*** Opening of Supplied material ***
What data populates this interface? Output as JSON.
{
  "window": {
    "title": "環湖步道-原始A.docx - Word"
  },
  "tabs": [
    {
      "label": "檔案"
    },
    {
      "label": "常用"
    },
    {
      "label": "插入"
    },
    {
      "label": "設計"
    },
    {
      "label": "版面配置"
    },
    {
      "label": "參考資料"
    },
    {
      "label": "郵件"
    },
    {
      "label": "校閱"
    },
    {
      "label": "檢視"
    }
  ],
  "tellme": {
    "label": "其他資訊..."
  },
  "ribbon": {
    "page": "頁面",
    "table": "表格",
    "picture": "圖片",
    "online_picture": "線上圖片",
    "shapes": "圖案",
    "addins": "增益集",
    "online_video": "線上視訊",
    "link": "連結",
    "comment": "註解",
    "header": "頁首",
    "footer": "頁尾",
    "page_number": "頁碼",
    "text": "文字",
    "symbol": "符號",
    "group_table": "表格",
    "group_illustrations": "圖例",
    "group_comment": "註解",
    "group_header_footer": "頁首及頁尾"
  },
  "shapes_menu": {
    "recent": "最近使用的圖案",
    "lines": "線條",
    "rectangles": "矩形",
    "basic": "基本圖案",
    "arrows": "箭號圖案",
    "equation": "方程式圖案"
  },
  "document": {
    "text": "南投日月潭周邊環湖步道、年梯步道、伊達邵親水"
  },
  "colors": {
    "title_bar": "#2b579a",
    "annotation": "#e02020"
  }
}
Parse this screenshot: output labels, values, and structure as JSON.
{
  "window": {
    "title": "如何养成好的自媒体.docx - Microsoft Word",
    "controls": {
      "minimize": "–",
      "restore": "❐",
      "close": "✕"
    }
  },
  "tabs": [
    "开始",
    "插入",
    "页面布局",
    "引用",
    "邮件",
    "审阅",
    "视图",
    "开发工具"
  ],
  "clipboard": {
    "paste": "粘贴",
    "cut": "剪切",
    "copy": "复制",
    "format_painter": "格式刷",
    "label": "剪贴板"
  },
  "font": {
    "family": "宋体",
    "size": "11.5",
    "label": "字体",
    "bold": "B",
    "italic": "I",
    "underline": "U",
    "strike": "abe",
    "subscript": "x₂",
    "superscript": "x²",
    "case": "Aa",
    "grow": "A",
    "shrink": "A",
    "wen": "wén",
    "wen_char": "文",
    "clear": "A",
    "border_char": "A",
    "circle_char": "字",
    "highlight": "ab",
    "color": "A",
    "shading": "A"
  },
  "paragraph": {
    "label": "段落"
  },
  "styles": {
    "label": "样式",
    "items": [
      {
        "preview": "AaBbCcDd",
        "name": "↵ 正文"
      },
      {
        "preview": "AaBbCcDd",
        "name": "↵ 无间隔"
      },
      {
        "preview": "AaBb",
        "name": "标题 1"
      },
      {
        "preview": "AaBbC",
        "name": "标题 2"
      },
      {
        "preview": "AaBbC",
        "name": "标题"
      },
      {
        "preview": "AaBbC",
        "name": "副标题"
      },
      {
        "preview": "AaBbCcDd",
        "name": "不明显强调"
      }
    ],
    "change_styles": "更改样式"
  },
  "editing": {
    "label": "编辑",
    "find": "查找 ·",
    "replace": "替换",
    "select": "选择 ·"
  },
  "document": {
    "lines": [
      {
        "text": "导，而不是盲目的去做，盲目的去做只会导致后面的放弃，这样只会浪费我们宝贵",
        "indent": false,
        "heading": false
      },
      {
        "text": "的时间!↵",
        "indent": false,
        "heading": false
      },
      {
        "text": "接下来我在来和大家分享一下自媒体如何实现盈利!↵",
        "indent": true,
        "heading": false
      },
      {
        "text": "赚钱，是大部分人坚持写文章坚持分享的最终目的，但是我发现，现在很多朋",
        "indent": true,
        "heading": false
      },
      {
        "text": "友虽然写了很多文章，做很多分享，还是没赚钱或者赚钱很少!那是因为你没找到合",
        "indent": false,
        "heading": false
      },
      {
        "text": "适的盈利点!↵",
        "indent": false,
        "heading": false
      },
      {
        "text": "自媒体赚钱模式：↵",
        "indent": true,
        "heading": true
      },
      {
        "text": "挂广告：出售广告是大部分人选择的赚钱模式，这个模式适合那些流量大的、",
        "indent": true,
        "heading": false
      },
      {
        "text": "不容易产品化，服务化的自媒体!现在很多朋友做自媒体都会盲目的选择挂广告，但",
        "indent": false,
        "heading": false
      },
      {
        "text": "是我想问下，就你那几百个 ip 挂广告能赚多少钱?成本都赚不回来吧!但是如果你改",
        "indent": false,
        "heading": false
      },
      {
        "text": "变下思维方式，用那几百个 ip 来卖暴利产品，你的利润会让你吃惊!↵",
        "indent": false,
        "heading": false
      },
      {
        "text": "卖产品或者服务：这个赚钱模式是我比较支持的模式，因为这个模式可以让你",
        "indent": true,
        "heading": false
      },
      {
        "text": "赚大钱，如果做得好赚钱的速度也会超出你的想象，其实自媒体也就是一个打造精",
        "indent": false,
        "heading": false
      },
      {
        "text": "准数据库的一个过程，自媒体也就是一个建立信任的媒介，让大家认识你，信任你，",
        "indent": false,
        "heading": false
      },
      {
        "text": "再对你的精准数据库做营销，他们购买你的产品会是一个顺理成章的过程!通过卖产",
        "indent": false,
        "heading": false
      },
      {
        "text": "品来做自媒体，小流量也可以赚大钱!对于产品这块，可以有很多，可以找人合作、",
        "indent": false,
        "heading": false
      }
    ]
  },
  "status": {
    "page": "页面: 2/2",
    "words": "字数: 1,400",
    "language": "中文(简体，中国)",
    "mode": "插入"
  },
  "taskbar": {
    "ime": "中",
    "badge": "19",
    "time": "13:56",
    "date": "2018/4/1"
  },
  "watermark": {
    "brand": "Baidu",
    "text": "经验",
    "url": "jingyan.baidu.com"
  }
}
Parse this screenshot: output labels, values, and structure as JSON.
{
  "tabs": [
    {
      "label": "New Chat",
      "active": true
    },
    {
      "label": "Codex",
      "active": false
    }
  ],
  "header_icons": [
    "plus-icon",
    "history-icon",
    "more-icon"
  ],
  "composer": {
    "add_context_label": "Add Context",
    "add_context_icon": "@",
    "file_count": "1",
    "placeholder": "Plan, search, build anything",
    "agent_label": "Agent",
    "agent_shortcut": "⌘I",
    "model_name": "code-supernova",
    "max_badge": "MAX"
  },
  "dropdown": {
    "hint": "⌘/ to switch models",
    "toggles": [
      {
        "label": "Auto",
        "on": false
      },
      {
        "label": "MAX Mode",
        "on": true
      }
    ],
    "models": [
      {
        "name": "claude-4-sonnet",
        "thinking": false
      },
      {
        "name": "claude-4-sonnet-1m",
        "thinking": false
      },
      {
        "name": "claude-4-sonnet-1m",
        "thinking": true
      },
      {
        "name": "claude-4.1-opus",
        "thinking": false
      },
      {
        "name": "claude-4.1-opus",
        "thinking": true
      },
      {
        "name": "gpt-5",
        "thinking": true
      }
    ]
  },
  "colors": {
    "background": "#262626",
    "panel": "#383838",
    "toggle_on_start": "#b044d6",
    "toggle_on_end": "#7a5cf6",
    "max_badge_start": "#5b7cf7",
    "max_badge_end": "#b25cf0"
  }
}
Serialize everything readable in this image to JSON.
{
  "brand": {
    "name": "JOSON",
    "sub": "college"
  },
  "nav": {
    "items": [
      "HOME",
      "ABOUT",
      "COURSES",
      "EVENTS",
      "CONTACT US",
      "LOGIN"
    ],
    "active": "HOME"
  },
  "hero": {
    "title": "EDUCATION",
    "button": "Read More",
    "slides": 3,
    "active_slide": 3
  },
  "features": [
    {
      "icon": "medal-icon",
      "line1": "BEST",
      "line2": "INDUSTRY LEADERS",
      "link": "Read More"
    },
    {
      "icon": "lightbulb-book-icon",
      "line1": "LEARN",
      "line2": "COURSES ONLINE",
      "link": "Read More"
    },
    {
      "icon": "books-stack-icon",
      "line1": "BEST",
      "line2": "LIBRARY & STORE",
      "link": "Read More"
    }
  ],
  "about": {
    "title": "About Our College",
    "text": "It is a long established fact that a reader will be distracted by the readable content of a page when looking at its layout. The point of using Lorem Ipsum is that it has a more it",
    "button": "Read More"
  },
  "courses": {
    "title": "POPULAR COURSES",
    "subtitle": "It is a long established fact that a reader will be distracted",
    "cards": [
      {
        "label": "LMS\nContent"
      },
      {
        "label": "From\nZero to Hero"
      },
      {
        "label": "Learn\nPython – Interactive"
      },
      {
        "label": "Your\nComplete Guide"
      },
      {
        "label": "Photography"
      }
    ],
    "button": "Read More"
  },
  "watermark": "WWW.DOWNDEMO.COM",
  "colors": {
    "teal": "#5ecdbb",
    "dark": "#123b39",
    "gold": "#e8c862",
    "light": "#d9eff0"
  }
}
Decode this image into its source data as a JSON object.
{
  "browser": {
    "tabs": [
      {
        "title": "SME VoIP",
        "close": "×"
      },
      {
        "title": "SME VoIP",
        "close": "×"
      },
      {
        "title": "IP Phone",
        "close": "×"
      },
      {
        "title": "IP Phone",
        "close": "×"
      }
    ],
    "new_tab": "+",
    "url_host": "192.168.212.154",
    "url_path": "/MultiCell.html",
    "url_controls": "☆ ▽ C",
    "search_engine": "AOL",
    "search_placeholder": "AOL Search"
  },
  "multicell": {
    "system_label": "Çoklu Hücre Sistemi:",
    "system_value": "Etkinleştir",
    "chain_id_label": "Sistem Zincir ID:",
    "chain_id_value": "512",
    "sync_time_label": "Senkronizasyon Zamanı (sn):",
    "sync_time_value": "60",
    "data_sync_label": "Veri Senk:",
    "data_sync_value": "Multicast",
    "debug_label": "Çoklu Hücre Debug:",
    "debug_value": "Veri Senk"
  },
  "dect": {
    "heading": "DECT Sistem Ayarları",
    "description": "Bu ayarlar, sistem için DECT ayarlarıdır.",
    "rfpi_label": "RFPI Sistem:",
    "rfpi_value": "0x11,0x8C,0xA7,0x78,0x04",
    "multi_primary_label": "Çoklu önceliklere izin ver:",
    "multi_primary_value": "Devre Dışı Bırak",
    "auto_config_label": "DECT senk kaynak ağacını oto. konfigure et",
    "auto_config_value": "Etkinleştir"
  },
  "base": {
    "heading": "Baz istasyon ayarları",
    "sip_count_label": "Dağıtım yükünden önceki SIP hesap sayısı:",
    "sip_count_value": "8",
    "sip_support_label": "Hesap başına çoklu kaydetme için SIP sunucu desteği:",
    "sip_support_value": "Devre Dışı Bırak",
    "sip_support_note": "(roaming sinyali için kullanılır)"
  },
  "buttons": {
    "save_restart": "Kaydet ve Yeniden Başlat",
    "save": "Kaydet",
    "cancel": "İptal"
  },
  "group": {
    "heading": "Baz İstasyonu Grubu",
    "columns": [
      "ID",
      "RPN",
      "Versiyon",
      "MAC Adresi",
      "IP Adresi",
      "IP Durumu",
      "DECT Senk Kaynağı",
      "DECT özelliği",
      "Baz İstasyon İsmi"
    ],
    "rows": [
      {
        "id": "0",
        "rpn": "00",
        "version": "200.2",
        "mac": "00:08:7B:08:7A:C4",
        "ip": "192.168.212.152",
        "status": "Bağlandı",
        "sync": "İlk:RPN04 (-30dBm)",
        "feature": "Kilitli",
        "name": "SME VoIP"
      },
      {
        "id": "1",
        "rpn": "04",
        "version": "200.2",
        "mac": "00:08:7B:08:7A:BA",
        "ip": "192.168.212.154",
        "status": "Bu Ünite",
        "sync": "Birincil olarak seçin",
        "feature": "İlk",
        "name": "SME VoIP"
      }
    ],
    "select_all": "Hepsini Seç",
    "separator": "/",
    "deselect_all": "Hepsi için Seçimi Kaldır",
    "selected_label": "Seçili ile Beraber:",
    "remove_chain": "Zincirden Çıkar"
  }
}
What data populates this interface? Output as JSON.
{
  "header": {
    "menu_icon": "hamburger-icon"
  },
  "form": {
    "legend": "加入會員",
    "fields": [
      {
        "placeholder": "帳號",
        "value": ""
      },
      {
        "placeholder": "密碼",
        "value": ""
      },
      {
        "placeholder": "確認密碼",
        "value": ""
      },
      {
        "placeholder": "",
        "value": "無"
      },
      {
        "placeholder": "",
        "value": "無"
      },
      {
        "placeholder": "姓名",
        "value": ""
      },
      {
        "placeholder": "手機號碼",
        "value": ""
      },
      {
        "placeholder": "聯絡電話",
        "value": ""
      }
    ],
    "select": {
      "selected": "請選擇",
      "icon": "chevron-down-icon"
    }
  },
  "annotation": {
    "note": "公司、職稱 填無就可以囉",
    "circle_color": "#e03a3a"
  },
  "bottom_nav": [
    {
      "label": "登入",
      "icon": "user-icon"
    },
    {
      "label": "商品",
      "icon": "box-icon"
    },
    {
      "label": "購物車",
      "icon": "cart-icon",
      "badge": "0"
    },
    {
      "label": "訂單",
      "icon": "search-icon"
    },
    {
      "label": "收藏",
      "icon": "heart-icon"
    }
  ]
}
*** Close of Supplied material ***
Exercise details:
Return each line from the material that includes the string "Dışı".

Written reply:
    "multi_primary_value": "Devre Dışı Bırak",
    "sip_support_value": "Devre Dışı Bırak",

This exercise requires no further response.